▸ **PROBLEM STATEMENT**
Copy, from the entries below, each line where the word "JSON" can be found.
-----
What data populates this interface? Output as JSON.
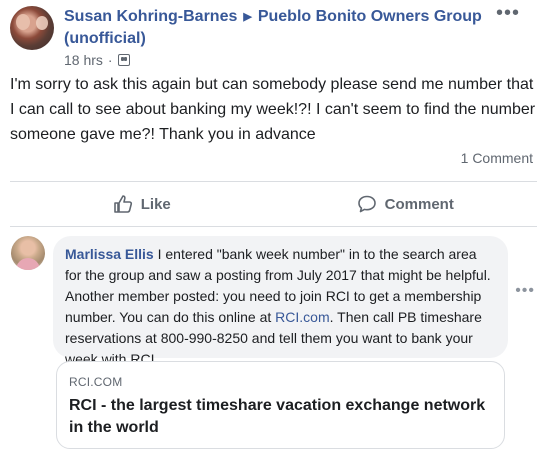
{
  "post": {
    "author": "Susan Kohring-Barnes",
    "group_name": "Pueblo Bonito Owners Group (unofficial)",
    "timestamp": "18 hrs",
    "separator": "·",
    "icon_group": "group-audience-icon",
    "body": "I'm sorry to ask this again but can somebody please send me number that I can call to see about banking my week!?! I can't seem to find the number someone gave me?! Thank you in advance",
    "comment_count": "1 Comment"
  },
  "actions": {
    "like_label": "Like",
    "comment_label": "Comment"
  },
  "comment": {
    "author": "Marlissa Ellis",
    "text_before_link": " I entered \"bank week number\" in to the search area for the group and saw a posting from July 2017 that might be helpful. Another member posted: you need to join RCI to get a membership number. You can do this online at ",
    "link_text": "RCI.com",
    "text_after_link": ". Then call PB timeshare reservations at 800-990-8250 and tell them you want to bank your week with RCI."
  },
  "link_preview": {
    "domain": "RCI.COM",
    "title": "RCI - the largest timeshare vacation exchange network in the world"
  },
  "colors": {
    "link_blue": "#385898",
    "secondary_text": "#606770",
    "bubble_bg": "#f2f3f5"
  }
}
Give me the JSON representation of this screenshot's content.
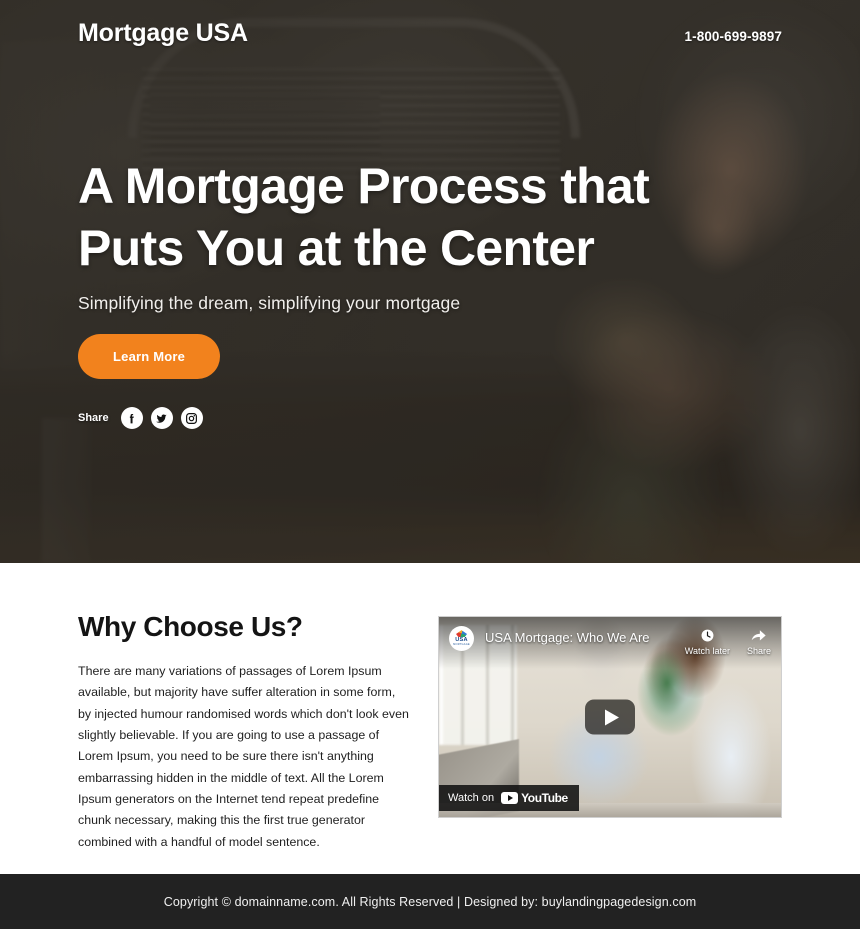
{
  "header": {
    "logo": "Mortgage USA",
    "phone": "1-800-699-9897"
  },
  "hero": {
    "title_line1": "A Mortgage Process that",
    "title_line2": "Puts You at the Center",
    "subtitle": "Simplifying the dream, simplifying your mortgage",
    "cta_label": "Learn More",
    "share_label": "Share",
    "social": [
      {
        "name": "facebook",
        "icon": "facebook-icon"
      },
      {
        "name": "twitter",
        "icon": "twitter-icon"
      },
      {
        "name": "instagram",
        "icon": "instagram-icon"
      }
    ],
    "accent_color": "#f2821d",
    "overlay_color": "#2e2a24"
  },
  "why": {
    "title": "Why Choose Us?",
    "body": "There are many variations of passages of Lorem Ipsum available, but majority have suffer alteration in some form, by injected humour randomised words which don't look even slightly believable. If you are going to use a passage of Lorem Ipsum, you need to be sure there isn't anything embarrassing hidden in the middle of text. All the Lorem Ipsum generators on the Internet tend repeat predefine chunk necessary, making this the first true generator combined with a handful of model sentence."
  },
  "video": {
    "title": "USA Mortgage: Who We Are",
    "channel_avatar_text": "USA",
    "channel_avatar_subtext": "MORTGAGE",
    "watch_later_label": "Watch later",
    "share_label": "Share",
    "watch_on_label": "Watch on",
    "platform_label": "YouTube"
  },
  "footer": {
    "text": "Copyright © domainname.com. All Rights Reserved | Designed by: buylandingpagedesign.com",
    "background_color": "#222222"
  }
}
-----
▸ **OUTPUT OF THE TASK**
What data populates this interface? Output as JSON.
Give me the JSON representation of this screenshot's content.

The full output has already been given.